There is an ingredient called arginine in the H1N1 nasal spray. Here's the first sentence from the Arginine entry in WikiPedia: Arginine (abbreviated as Arg or R) is an α-amino acid. The L-form is one of the 20 most common natural amino acids
It's an amino acid...so a building block for proteins...that the human body generally makes for itself (ie you don't need to eat it to have it). It is available in a variety of foods, including some seafood e.g. halibut, lobster, salmon, shrimp, snails, tuna.
Here's the link: http://en.wikipedia.org/wiki/Arginine
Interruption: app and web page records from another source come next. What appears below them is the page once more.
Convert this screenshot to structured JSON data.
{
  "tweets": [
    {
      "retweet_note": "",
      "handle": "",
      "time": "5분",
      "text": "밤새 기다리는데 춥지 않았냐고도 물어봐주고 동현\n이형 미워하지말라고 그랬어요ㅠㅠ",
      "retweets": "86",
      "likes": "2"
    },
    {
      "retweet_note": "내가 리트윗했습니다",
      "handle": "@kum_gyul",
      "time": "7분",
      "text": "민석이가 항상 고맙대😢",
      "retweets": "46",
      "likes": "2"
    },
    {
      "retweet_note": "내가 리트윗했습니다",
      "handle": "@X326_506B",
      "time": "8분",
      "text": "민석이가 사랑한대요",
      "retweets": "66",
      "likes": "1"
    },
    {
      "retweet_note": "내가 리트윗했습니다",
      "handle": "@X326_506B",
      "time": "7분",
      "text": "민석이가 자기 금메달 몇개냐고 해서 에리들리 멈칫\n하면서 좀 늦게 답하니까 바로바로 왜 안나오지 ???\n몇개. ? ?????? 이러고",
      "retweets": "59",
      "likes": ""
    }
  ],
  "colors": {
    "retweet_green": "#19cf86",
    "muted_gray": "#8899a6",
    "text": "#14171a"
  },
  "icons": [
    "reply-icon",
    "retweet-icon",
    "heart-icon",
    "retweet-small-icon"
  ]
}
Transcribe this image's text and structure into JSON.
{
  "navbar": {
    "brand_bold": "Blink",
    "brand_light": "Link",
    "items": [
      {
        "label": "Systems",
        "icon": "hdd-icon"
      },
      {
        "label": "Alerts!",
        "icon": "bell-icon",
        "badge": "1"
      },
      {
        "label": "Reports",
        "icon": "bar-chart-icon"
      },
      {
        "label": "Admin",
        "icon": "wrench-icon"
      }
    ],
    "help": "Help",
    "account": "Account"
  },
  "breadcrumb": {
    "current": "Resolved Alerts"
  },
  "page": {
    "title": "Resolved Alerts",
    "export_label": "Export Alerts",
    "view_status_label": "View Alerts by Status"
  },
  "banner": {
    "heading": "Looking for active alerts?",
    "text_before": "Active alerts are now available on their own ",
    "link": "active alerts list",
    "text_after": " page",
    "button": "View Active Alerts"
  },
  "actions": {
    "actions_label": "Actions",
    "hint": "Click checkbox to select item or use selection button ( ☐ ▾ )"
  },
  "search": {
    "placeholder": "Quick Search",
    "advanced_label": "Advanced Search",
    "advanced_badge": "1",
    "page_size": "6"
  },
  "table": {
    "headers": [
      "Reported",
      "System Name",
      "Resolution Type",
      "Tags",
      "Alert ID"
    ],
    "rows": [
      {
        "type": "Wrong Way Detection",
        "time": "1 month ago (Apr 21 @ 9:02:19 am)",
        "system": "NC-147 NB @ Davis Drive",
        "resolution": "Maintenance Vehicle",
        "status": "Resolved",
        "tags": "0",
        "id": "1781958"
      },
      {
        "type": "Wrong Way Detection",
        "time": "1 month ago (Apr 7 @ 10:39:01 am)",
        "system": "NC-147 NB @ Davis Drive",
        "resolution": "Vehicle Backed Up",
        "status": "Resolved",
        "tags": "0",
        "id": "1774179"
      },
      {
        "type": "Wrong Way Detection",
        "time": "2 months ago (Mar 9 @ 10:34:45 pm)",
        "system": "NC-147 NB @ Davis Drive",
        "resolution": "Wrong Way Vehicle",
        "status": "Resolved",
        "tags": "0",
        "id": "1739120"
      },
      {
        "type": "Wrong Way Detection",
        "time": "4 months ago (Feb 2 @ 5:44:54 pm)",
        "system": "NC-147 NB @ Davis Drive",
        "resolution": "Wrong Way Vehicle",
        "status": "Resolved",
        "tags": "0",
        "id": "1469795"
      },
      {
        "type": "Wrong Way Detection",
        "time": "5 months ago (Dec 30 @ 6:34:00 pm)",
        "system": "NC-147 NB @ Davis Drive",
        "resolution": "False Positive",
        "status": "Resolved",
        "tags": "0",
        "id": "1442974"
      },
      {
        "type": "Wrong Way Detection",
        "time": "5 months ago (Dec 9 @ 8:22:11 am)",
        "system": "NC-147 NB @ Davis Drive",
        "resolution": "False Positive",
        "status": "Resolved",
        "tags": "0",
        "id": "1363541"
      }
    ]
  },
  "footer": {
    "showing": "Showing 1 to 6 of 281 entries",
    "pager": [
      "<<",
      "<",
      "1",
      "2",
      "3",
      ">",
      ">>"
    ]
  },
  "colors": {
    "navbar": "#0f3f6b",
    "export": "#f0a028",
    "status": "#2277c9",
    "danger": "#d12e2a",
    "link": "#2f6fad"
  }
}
I also copied part of the VIS for the H1N1 Nasal Spray below....I can only imagine that if the spray triggered shellfish allergies, that they'd include it in the warning (as they did for egg allergies), as shellfish is a really common allergy.
Anyway, hope this helps!
Copied from the H1N1 Nasal Spray VIS: 2009 H1N1 LAIV 10/2/09
5 Some people should not get
the vaccine or should wait
You should not get 2009 H1N1 LAIV if you have a severe
(life-threatening) allergy to eggs, or to any other substance
in the vaccine. Tell the person giving you the vaccine if you
have any severe allergies.
2009 H1N1 LAIV should not be given to the following groups.
• children younger than 2 and adults 50 years and older
• pregnant women,
• anyone with a weakened immune system,
• anyone with a long-term health problem such as
- heart disease - kidney or liver disease
- lung disease - metabolic disease such as diabetes
- asthma - anemia and other blood disorders
• children younger than 5 years with asthma or one or more
episodes of wheezing during the past year,
• anyone with certain muscle or nerve disorders (such as
cerebral palsy) that can lead to breathing or swallowing
• anyone in close contact with a person with a severely
weakened immune system (requiring care in a protected
environment, such as a bone marrow transplant unit),
• children or adolescents on long-term aspirin treatment.
If you are moderately or severely ill, you might be advised to
wait until you recover before getting the vaccine. If you have
a mild cold or other illness, there is usually no need to wait.
Tell your doctor if you ever had:
• a life-threatening allergic reaction after a dose of seasonal
fl u vaccine,
• Guillain-Barré syndrome (a severe paralytic illness also
These may not be reasons to avoid the vaccine, but the
medical staff can help you decide.
2009 H1N1 LAIV may be given at the same time as most other
vaccines. Tell your doctor if you got any other vaccines within
the past month or plan to get any within the next month. H1N1